While most aspiring creators make use of various digital platforms to promote their channels, 52-year-old Gimmy Panis Conos, known online as Tatay Gimmy, touched the hearts of many after being spotted by a netizen giving free taho (soy pudding) to encourage people to subscribe to his channel after seeing the potential of YouTube to help in his daily and medical expenses.
His story went viral after being re-shared by 20 year-old Mary Christine Amoguis, who was pleasantly surprised with how her simple act of reposting made a difference. Mary’s post built awareness to Tatay Gimmy’s channel which gained more than 280,000 subscribers.
However, shortly after the channel started to gain subscribers, Tatay Gimmy lost his mobile phone and he can no longer remember his channel login credentials. With the help of Mary, his new channel is now up and they are hoping netizens could once again come together to boost Tatay Gimmy’s subscriber count.
UPDATED: As of today, April 20, 2021, Tatay Gimmy has successfully retrieved his original YouTube channel. This was made possible through the kindness and persistence of Mary Amoguis who continuously coordinated with various resource people to help Tatay Gimmy access his old account.
The journey to YouTube
Tatay Gimmy moved from Tacloban City, Leyte to Manila to look for better employment opportunities. He worked in construction for five years while living alone since his family chose to stay in the province. When age and illness caught up with him, he started selling taho for a living despite having diabetes and rheumatism.
In 2019, Tatay Gimmy recovered from a mild stroke and eventually went back to the streets to continue selling taho. Even before having a YouTube channel and giving away free taho in exchange for subscribing to it, he has been giving them to street children before going home after a whole day of selling.
He shared, “Napansin ko na madami talaga ang apektado sa pandemic at kung paano makatulong. Kailangan ko na din makauwi para hindi maabutan ng curfew kaya pinamigay ko ng libre ang taho.” (“I noticed that there were so many people affected by the pandemic and thought about how to help. I also needed to go home before the curfew so I decided to give my taho for free.”) This happened when Metro Manila was under General Community Quarantine.

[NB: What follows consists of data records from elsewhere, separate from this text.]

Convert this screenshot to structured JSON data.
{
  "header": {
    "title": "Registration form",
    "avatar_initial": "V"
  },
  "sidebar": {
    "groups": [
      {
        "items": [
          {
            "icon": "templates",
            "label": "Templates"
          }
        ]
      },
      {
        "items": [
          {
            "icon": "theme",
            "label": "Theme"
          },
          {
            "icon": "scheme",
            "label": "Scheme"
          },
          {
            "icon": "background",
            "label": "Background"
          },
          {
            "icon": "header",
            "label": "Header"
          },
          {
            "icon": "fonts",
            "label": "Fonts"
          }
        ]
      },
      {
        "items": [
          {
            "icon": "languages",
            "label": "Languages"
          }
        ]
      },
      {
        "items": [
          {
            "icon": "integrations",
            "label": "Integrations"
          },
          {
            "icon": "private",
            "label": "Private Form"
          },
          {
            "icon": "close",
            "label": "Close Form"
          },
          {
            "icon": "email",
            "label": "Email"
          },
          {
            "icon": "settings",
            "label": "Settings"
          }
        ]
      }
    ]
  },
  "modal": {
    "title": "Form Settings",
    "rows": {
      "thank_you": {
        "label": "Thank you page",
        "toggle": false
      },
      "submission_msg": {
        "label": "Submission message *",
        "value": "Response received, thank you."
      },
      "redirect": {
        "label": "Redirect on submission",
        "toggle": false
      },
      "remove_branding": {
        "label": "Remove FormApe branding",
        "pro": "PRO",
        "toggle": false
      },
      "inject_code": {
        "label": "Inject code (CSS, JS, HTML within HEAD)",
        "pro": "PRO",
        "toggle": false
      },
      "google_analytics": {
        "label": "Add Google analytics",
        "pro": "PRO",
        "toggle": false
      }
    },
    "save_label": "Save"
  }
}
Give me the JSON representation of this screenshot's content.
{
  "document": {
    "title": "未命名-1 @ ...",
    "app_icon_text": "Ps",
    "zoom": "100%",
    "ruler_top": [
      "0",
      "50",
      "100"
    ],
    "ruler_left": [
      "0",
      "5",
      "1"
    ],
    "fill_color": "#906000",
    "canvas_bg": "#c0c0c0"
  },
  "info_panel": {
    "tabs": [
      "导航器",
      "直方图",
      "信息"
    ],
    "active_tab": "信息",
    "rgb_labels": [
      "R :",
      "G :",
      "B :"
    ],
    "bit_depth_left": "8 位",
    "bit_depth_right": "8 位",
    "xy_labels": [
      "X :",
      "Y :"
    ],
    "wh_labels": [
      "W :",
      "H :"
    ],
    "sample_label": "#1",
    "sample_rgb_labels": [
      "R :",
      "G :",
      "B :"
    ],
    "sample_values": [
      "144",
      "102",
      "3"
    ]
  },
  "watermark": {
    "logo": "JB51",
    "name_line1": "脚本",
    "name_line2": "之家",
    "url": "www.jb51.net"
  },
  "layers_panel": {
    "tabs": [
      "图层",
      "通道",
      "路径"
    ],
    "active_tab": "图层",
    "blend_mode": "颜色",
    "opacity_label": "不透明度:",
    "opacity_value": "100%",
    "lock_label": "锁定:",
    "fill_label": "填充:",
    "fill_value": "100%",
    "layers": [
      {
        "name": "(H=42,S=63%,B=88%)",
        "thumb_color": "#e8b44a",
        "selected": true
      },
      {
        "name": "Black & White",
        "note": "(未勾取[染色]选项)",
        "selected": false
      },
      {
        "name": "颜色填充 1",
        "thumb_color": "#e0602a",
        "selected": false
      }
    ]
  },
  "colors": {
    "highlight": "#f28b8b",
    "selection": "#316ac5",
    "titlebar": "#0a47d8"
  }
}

Moved by his gesture, one of his customers encouraged him to upload his video on YouTube to inspire others. With the help of his neighbors, Tatay Gimmy signed up to YouTube and uploaded his first video of himself sharing taho with kids.
The habit of helping others
Mary Amoguis, an accounting student from General Santos City, South Cotabato, has a habit of sharing and reposting online calls for donations. After being touched by Tatay Gimmy’s story, Mary posted his photo which was retweeted by influencers and celebrities including TV variety show host and social media sensation Maine Mendoza. Mary continued, “Matagal ko na siyang ginagawa just so I can help in my own little way, pero this is the first time na ganito karami ang nag-share ng post ko. I am so happy na pinost ko ‘yun, baka it will have a longer effect sa pagtulong sa kanya financially.” (“I’ve been doing it for a long time just so I can help in my own little way, but this is the first time that these many people shared my post. I am so happy I posted that. Perhaps it will have a longer effect in helping him financially.”) She shared that even if they weren’t proactively asking for help, many online users volunteered to extend financial support to Tatay Gimmy.
Caring for others isn’t something new for Mary who has been helping people offline. On random visits to convenience stores, she gives food to the homeless and has even bought and distributed face masks to strangers.
She admits though that the attention she’s getting for her role in Tatay Gimmy’s viral video is making her uncomfortable. However, she chose to look at its positive side, pointing out the benefits of the internet and social media: “Ang powerful talaga ng social media. Sa isang share mo lang, isang life na ang pwedeng ma-change”. (“Social media is powerful. You can change someone’s life with just one share.”)
Tatay Gimmy is wishing that it would soon be safe to go back to the streets, not just to sell taho, but also to look for more opportunities to share. As he hopes for the pandemic to end and works for his recovery, he takes comfort in the fact that we all can contribute to making the world a better place with one post, one share, and one good deed at a time.